---------- AVAILABLE RECORDS ----------

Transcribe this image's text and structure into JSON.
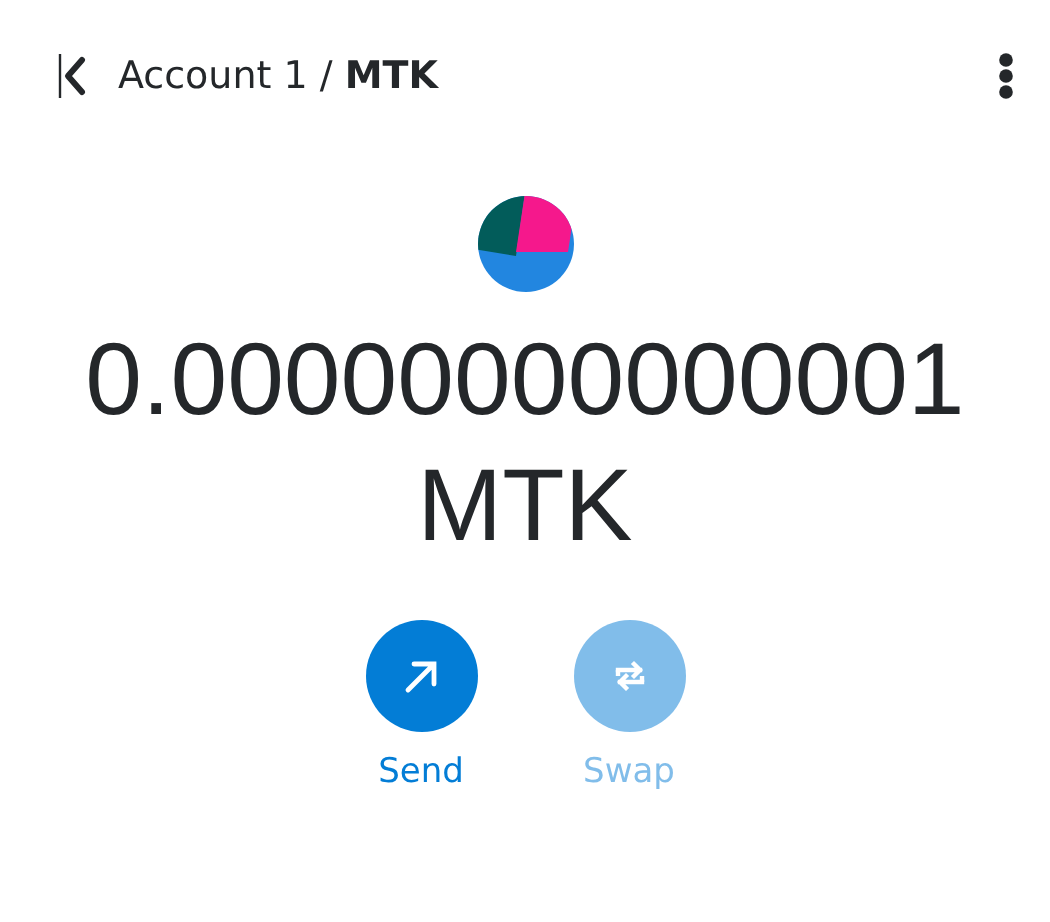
{
  "header": {
    "breadcrumb": "Account 1 / **MTK**"
  },
  "balance": {
    "amount": "0.00000000000001",
    "symbol": "MTK"
  },
  "actions": [
    {
      "kind": "send",
      "label": "Send",
      "disabled": false
    },
    {
      "kind": "swap",
      "label": "Swap",
      "disabled": true
    }
  ]
}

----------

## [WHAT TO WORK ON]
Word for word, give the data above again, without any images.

## [WRITTEN ANSWER]
Transcribe this image's text and structure into JSON.
{
  "header": {
    "breadcrumb": "Account 1 / **MTK**"
  },
  "balance": {
    "amount": "0.00000000000001",
    "symbol": "MTK"
  },
  "actions": [
    {
      "kind": "send",
      "label": "Send",
      "disabled": false
    },
    {
      "kind": "swap",
      "label": "Swap",
      "disabled": true
    }
  ]
}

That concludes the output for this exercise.